The body’s Academy of Research and Improvement said low self-esteem and the need to achieve can both fuel the costly habit.
The study found low self-esteem led to an increase in compulsive spending over time because participants were ‘less mindful’ about spending.
Some participants reported their spending habits to be ‘automatic’ as a result of the behaviour.
The study saw 40 people take two sets of questionnaires over four months, assessing their financial situation and mental health.
Dr Thomas Richardson, clinical psychologist at Solent NHS Trust, said: ‘It is often assumed that people with bipolar disorder over-spend randomly, however these results suggest that it might sometimes be serving a purpose.
‘We found that financial problems led to thoughts about a need to achieve, so it might be that some people cope with their money worries by developing a plan to try to make money such as a risky business venture.
‘Essentially they may try to spend money to make money, which could backfire and make their financial situation worse.’
Dr Richardson, who has bipolar disorder, said this element of risk played into purchases he made as a teenager.
‘When I was manic aged 18 I went into a shop and bought five African Djembe drums at once.
‘To my friends and family this seemed like a random purchase, like I had just seen them and liked the look of them, but actually in my mind it linked to a very unrealistic and impulsive business plan I had to set up a recording studio.
‘I was trying to make myself some money for starting university but I ended up getting into debt.’

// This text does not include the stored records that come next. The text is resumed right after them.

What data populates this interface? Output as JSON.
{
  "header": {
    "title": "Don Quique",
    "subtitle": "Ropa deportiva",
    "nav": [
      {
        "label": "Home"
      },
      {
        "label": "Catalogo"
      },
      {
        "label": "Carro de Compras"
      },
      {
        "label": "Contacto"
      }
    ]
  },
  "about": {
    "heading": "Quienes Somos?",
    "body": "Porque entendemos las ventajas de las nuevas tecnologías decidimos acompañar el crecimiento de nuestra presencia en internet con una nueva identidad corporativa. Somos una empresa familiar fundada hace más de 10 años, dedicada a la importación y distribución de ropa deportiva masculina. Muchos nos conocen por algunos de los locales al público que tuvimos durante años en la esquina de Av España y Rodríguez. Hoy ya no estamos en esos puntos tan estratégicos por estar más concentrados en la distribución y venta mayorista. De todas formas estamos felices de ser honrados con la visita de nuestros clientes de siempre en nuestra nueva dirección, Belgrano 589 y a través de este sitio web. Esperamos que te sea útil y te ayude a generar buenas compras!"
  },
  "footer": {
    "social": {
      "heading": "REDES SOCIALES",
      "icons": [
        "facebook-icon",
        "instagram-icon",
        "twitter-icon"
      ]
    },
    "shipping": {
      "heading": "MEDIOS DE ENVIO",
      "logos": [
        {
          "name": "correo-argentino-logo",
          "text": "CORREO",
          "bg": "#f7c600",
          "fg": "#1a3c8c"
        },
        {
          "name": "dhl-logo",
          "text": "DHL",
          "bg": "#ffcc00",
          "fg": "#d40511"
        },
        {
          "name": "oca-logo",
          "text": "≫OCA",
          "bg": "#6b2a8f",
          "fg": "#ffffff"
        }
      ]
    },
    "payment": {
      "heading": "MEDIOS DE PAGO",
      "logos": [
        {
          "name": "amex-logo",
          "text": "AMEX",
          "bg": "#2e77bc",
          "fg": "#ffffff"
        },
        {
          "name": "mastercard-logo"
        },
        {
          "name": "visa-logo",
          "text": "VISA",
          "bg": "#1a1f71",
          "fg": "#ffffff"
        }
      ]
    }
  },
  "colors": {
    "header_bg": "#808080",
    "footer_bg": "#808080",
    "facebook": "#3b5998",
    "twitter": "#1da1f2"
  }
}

On the study’s results he added: ‘There was also a finding of comfort spending to try and cope with the depression or stress, which might come from low confidence about their financial problems.’
Hypnomania, anxiety, stress, depression and being ‘excessively generous’ to others were also found to be contributing spending factors.

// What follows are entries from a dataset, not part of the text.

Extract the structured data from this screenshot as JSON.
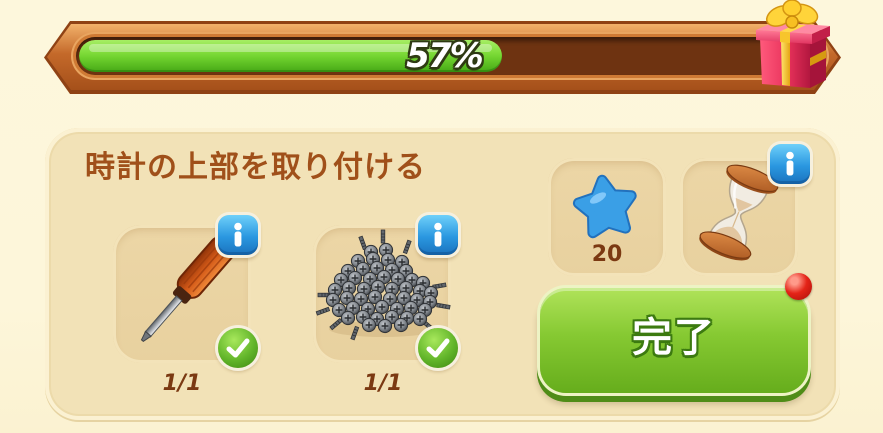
{
  "progress": {
    "percent_label": "57%",
    "value": 0.57,
    "reward_icon": "gift-box-icon"
  },
  "task": {
    "title": "時計の上部を取り付ける",
    "items": [
      {
        "icon": "screwdriver-icon",
        "count": "1/1",
        "complete": true,
        "info_icon": "info-icon",
        "status_icon": "checkmark-icon"
      },
      {
        "icon": "screws-icon",
        "count": "1/1",
        "complete": true,
        "info_icon": "info-icon",
        "status_icon": "checkmark-icon"
      }
    ],
    "cost": {
      "icon": "blue-star-icon",
      "amount": "20"
    },
    "duration": {
      "icon": "hourglass-icon",
      "info_icon": "info-icon"
    },
    "complete_button": {
      "label": "完了",
      "has_notification": true,
      "notification_icon": "red-dot-icon"
    }
  },
  "colors": {
    "background": "#fdf6da",
    "panel": "#f2e2b7",
    "slot": "#e8d19f",
    "title_text": "#a0501a",
    "count_text": "#7b3912",
    "progress_fill": "#6fd12e",
    "progress_track": "#6e3311",
    "progress_frame": "#c4692a",
    "button_green": "#86c932",
    "info_blue": "#2a97e0",
    "check_green": "#62b52a",
    "notification_red": "#e42418",
    "star_blue": "#3a9fe6"
  }
}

For more information, advice and support on mental health visit solentmind.org.uk, bipolaruk.orgor speak to your GP.